Whenever a picture appears in the listing below, leave it out, and copy exactly the lines from the one containing "Convert this screenshot" through the end.

[Start of section]

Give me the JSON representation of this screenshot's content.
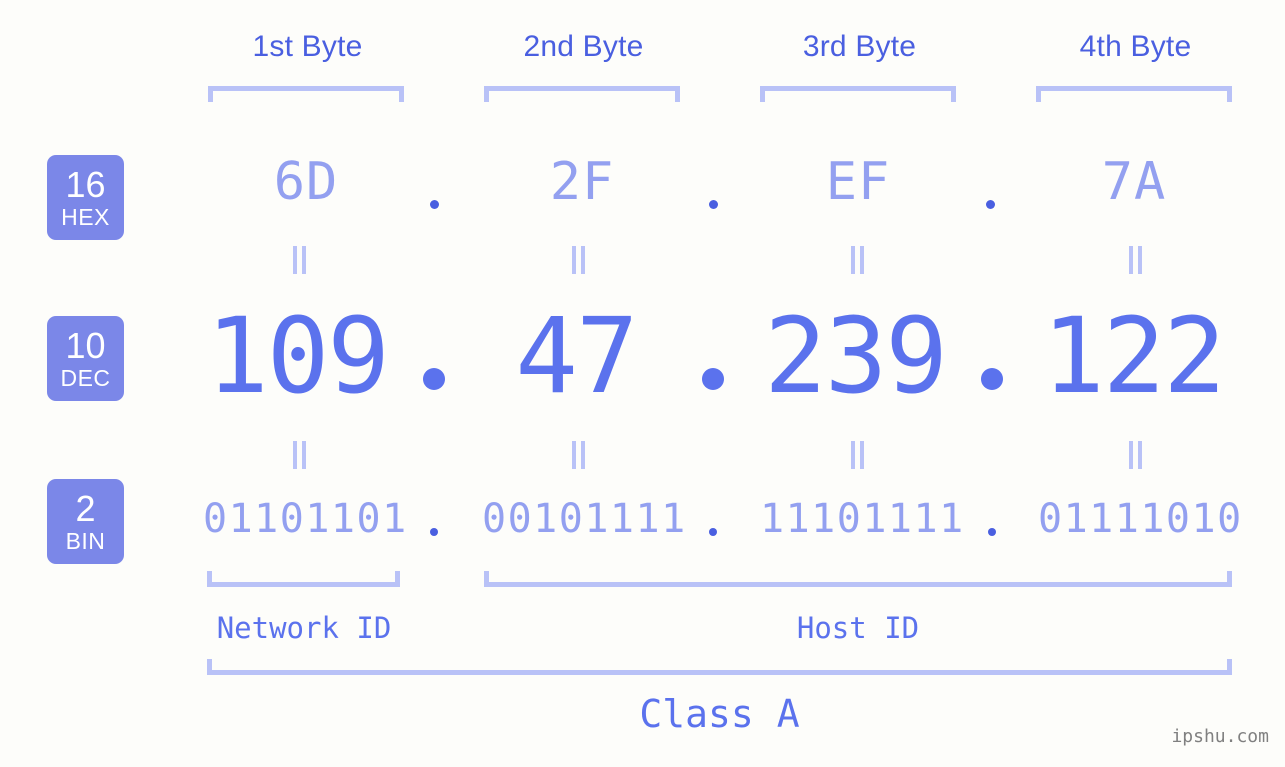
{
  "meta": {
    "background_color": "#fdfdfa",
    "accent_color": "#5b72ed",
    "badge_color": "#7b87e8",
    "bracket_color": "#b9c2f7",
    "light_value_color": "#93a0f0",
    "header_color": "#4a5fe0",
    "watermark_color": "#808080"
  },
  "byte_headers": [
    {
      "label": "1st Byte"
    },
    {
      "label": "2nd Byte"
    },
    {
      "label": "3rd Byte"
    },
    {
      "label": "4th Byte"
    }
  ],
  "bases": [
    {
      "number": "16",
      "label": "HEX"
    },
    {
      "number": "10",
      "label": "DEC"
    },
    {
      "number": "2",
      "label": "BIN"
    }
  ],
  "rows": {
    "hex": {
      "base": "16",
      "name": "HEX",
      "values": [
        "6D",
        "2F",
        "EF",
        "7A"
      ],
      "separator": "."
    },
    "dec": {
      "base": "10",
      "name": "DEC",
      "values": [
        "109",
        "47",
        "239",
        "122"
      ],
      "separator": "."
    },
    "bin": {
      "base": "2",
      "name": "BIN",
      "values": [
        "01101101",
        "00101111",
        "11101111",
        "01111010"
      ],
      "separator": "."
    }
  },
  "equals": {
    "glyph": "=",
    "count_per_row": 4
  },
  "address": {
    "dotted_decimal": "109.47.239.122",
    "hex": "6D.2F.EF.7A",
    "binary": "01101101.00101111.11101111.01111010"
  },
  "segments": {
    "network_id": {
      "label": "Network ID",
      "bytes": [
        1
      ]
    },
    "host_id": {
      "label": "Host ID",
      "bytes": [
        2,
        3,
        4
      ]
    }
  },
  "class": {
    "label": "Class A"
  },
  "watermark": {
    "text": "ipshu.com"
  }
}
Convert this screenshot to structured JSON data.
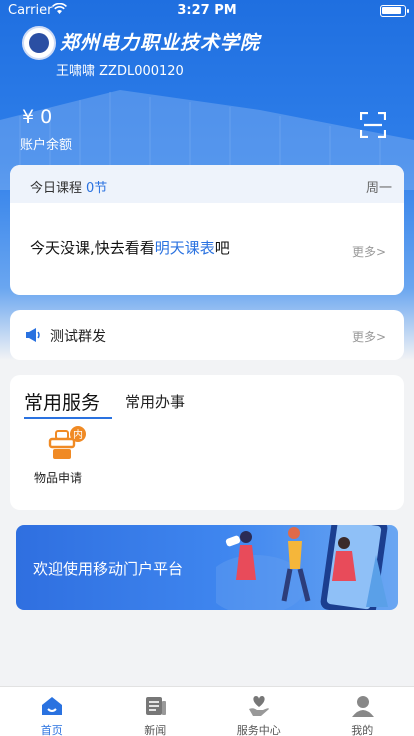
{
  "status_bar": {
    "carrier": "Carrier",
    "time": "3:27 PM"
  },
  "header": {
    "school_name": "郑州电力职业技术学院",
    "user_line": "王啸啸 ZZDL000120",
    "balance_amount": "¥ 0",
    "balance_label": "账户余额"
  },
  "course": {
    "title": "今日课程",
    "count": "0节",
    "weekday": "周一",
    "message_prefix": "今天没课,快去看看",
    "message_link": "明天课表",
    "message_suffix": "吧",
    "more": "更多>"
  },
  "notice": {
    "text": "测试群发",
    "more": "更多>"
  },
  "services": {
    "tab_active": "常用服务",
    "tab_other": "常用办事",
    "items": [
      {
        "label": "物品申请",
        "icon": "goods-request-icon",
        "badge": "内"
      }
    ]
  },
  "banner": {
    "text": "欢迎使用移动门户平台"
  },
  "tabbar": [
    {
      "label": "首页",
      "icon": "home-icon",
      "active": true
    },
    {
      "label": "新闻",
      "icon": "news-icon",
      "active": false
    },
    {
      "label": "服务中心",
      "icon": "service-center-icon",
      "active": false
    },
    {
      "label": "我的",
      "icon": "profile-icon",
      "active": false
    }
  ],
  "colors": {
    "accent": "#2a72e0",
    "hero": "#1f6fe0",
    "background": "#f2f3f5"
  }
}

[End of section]

> TASK RESULT
Convert this screenshot to structured JSON data.
{
  "status_bar": {
    "carrier": "Carrier",
    "time": "3:27 PM"
  },
  "header": {
    "school_name": "郑州电力职业技术学院",
    "user_line": "王啸啸 ZZDL000120",
    "balance_amount": "¥ 0",
    "balance_label": "账户余额"
  },
  "course": {
    "title": "今日课程",
    "count": "0节",
    "weekday": "周一",
    "message_prefix": "今天没课,快去看看",
    "message_link": "明天课表",
    "message_suffix": "吧",
    "more": "更多>"
  },
  "notice": {
    "text": "测试群发",
    "more": "更多>"
  },
  "services": {
    "tab_active": "常用服务",
    "tab_other": "常用办事",
    "items": [
      {
        "label": "物品申请",
        "icon": "goods-request-icon",
        "badge": "内"
      }
    ]
  },
  "banner": {
    "text": "欢迎使用移动门户平台"
  },
  "tabbar": [
    {
      "label": "首页",
      "icon": "home-icon",
      "active": true
    },
    {
      "label": "新闻",
      "icon": "news-icon",
      "active": false
    },
    {
      "label": "服务中心",
      "icon": "service-center-icon",
      "active": false
    },
    {
      "label": "我的",
      "icon": "profile-icon",
      "active": false
    }
  ],
  "colors": {
    "accent": "#2a72e0",
    "hero": "#1f6fe0",
    "background": "#f2f3f5"
  }
}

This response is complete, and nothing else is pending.